Since American pharmaceuticals rely heavily on foreign drug manufacturers, it is contributing to their medication shortages. Nearly all of the pharmaceutical manufacturers that produce the active ingredient within drugs are based outside of the United States. Doctors and pharmacies rely on imports so their customers and patients can receive the necessary treatment. 

Over 95 percent of critical injectable drugs used in America are produced in either China or India. So if there ever were a breakdown in the supply chain or relationship between these countries, it would be classed as a national health risk as some of these drugs, if they are not taken, could be life or death. 

The federal government and pharmaceutical industry leaders also need more visibility on the supply chain of pharmaceuticals entering the United States, as they cannot predict when medication shortages will occur. The Food and Drug Administration (FDA) does not know any supply chain logistics specific to a company or product, making it impossible to reduce these shortages for patients who need the drugs the most. 

Even if they are privy to this information, the people who should be using it to help reduce these shortages or at least notify the suppliers and doctors that there will be shortages in the coming months are not utilizing the information. To help stop medication shortages, the FDA could create a central location where all the vital information is stored, like production volumes. 

Some Democrats are trialing the idea that a team of Federal experts should perform audits and risk assessments on the supply of pharmaceuticals on a regular basis. Also, if industry leaders, government agencies, and pharmaceutical manufacturers started sharing all the information they possess, many people would have a great scope of this issue. 

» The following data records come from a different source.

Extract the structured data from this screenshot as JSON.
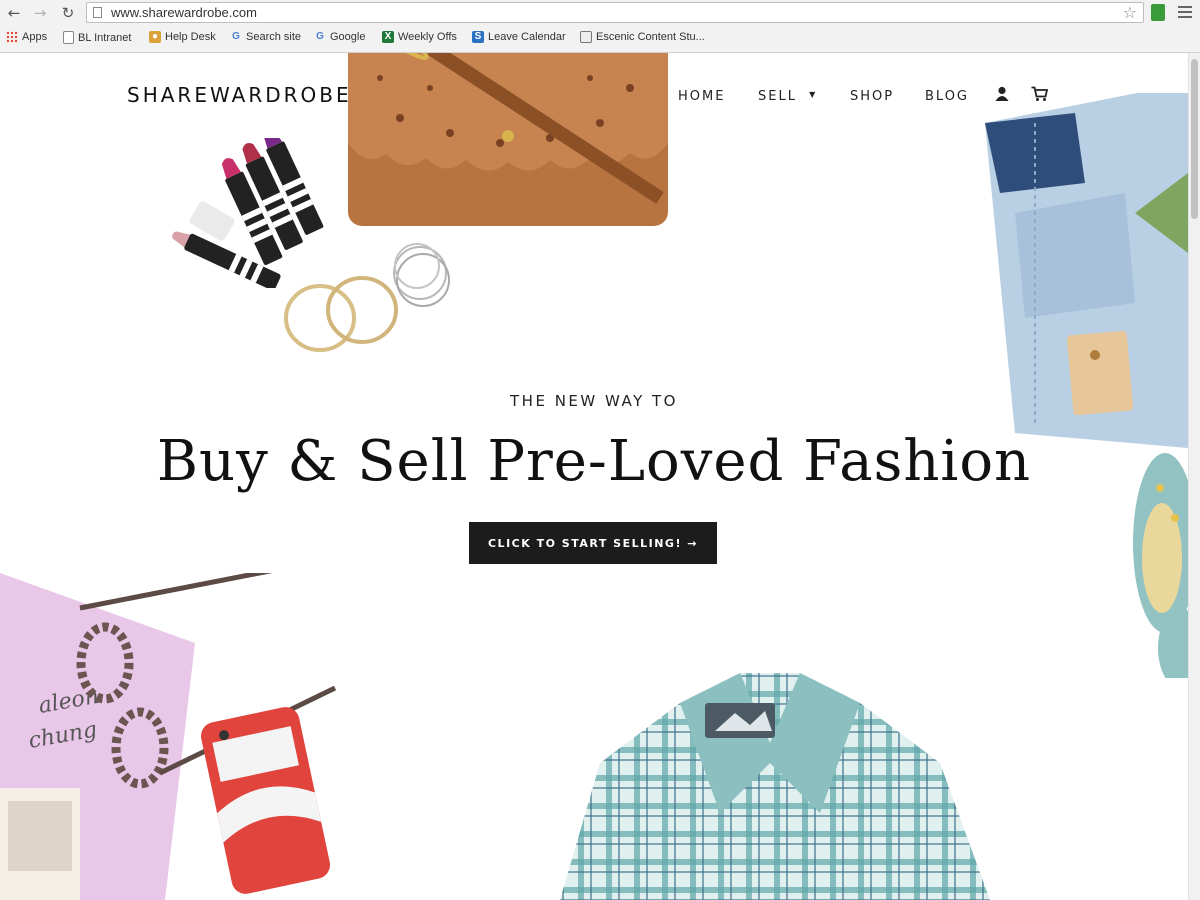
{
  "browser": {
    "url": "www.sharewardrobe.com",
    "bookmarks": [
      {
        "label": "Apps",
        "icon": "apps-grid-icon"
      },
      {
        "label": "BL Intranet",
        "icon": "page-icon"
      },
      {
        "label": "Help Desk",
        "icon": "helpdesk-icon"
      },
      {
        "label": "Search site",
        "icon": "google-icon"
      },
      {
        "label": "Google",
        "icon": "google-icon"
      },
      {
        "label": "Weekly Offs",
        "icon": "excel-icon"
      },
      {
        "label": "Leave Calendar",
        "icon": "sharepoint-icon"
      },
      {
        "label": "Escenic Content Stu...",
        "icon": "escenic-icon"
      }
    ]
  },
  "site": {
    "logo": "SHAREWARDROBE",
    "nav": {
      "home": "HOME",
      "sell": "SELL",
      "shop": "SHOP",
      "blog": "BLOG"
    },
    "hero": {
      "eyebrow": "THE NEW WAY TO",
      "headline": "Buy & Sell Pre-Loved Fashion",
      "cta": "CLICK TO START SELLING! →"
    }
  },
  "colors": {
    "cta_bg": "#1c1c1c",
    "bag_brown": "#b87440",
    "denim": "#b9cfe4",
    "plaid_teal": "#5fa5a8",
    "pink_card": "#e9c7e8",
    "phone_red": "#e0443c"
  }
}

More investment in the American pharmaceutical industry would ensure that doctors and patients would not have to wait until they receive imports from other countries. America would be more self-sufficient. Putting some of these recommendations into use may cause a shift in the right direction, not just for the pharmaceutical industry but for patients, doctors, and pharmacies alike.